* WHAT THE EXERCISE ASKS *
Read through the lines below for the string "data" and copy each one that has it.

++++++++

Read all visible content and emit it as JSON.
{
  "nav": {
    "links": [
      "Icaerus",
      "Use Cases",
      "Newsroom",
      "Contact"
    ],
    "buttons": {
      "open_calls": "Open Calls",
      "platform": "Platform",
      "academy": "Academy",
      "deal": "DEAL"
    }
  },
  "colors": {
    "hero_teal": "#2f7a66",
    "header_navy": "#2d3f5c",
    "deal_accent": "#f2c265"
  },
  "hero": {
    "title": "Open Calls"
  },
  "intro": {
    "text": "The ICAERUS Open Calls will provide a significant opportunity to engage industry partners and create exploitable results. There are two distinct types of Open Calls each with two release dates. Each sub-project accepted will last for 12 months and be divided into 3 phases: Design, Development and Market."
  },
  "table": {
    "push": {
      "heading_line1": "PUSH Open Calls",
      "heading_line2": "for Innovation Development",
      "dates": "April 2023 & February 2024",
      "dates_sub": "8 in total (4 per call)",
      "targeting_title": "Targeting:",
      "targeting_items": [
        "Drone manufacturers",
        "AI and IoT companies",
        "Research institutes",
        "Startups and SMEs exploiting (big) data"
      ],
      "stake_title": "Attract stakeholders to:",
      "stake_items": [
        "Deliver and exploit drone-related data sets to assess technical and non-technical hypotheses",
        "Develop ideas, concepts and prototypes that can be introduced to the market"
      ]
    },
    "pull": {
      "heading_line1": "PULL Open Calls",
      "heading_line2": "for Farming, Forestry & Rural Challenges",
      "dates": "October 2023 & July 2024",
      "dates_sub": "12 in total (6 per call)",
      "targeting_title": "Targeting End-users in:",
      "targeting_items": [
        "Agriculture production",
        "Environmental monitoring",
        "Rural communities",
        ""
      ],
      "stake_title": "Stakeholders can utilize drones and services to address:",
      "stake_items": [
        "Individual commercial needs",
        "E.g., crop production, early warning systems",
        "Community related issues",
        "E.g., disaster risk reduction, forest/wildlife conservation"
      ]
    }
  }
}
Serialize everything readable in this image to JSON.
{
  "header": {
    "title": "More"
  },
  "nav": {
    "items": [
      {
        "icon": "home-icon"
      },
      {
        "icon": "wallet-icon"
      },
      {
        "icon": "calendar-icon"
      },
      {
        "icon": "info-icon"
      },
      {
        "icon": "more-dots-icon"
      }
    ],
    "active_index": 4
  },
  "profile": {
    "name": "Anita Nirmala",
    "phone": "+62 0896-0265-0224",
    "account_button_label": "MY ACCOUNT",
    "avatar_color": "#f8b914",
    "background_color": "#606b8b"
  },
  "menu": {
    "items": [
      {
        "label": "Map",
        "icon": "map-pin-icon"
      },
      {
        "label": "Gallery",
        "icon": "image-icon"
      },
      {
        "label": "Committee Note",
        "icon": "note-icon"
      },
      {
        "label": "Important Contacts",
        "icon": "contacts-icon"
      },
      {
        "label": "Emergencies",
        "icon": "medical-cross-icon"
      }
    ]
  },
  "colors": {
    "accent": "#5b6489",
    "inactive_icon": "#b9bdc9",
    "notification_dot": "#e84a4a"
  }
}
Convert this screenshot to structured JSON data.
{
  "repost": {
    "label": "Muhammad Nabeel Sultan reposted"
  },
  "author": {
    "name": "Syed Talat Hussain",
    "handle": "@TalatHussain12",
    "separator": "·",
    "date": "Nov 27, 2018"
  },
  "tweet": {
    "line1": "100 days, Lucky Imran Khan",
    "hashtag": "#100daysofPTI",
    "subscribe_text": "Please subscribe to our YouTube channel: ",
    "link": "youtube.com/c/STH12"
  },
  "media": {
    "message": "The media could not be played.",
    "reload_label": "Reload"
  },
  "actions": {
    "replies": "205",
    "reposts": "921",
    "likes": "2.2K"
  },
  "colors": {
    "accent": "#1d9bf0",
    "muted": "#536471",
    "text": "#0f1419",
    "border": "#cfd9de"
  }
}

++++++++

* RESPONSE TO THE TASK *
        "Startups and SMEs exploiting (big) data"
        "Deliver and exploit drone-related data sets to assess technical and non-technical hypotheses",
Convert this screenshot to structured JSON data.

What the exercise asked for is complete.